Changes to Victorian electoral laws mean only one sign per candidate allowed at polling booths.Victorian taxpayers will fork out $45 million to soften the blow of proposed tighter restrictions on political donations and police new election campaign rules.
A raft of reforms reached state parliament on Tuesday, including the estimated cost to Victorians over four years.
Donations from individuals and organisations to political parties will be capped at $4000 over the same period and foreign donations are banned completely.
“Public funding will be increased to be able to make up for the shortfall, in relation to what will be the donation loss,” Special Minister of State Gavin Jennings told reporters.
“We are confident that will change, once and for all, the nature of concern in our community about the potential for political influence and contamination of the decisions of government.”
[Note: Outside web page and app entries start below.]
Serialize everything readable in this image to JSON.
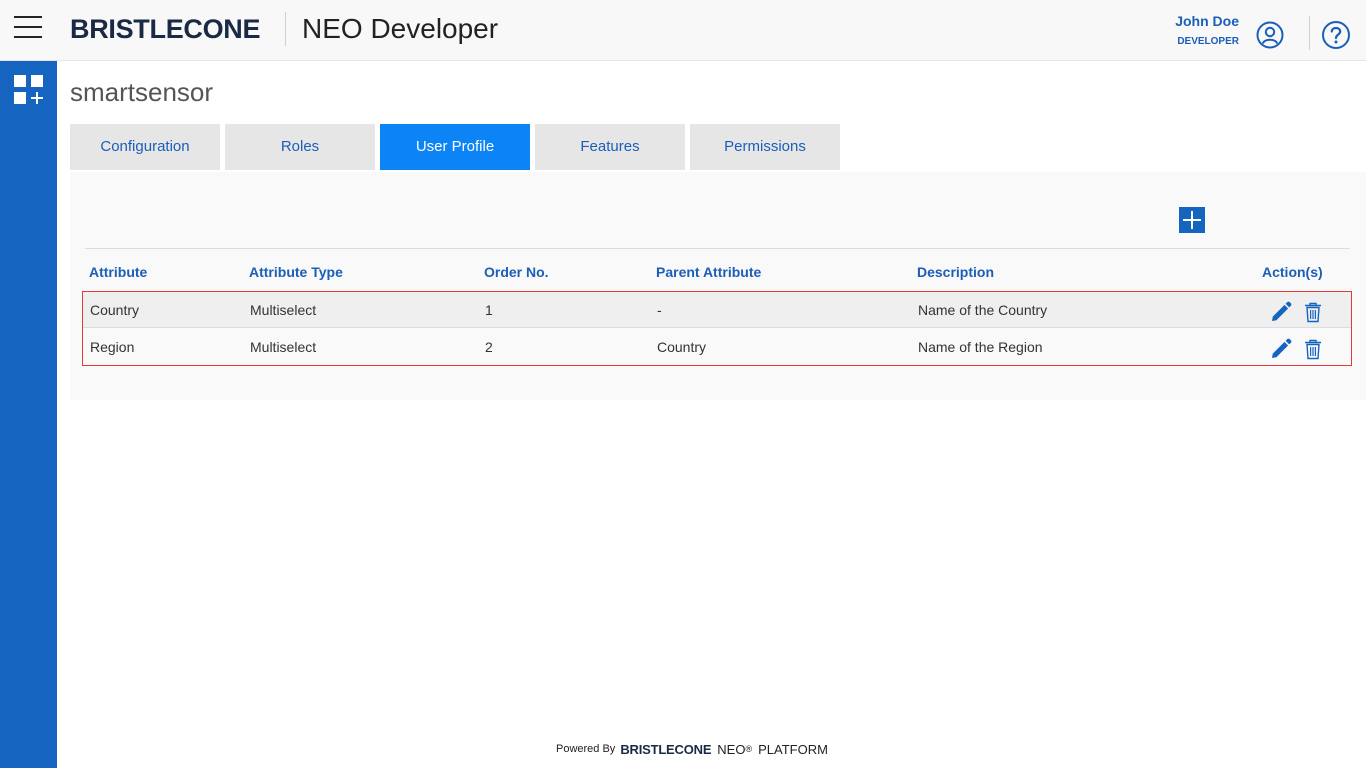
{
  "header": {
    "brand": "BRISTLECONE",
    "app_title": "NEO Developer",
    "user_name": "John Doe",
    "user_role": "DEVELOPER",
    "icons": [
      "menu-icon",
      "user-icon",
      "help-icon"
    ]
  },
  "sidebar": {
    "icon": "apps-add-icon"
  },
  "page": {
    "title": "smartsensor"
  },
  "tabs": [
    {
      "label": "Configuration",
      "active": false
    },
    {
      "label": "Roles",
      "active": false
    },
    {
      "label": "User Profile",
      "active": true
    },
    {
      "label": "Features",
      "active": false
    },
    {
      "label": "Permissions",
      "active": false
    }
  ],
  "table": {
    "headers": [
      "Attribute",
      "Attribute Type",
      "Order No.",
      "Parent Attribute",
      "Description",
      "Action(s)"
    ],
    "rows": [
      [
        "Country",
        "Multiselect",
        "1",
        "-",
        "Name of the Country"
      ],
      [
        "Region",
        "Multiselect",
        "2",
        "Country",
        "Name of the Region"
      ]
    ]
  },
  "footer": {
    "powered_by": "Powered By",
    "brand": "BRISTLECONE",
    "product": "NEO",
    "reg": "®",
    "platform": "PLATFORM"
  },
  "colors": {
    "primary": "#1565c0",
    "tab_active": "#0d84f5",
    "highlight_border": "#e53935"
  }
}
Parties currently get $1.79 per vote after an election, but under the proposed system will get $6 for each Legislative Assembly vote and $3 for every Legislative Council vote.
Parties will also get $40,000 per MP each year for administrative costs to help manage the complicated accounting that will go with the changes.
For example, the rules around fundraising events and what portion of ticket and table prices is classified as a donation also depends on costs such as the venue, entertainment and meals, and will progressively go towards the $4000 cap.
The changes mean about $45 million over four years will be needed to fund the new system.
Further changes include reducing the disclosure limit from $13,500 to $1000 per financial year and up to a decade in prison for failing to comply.
Donations will be published online within weeks of being made and organisations that are affiliated or a member of parties will also need to report donations and political activity annually.
Anyone who spends more than $2000 telling people how they should vote, needs to disclose details to the Victorian Electoral Commission.
Unions cannot donate to individual candidates or contribute more than $4000 in donations or campaigning, but can stay affiliated with the ALP.
The new laws would progressively come into effect from July 1, but first need to pass parliament.
The government is also introducing electoral changes to streamline early voting arrangements and ban bunting and other political material, with the exception of one sign per candidate, within 100 metres of polling booths.
“We’re preventing all of that proliferation of that plastic warfare that takes place around polling stations,” Mr Jennings said.
The Greens said the government had been “dragged kicking and screaming” into the reforms, but was supportive of it in principle.
The Liberal-Nationals opposition will consider the reforms before commenting.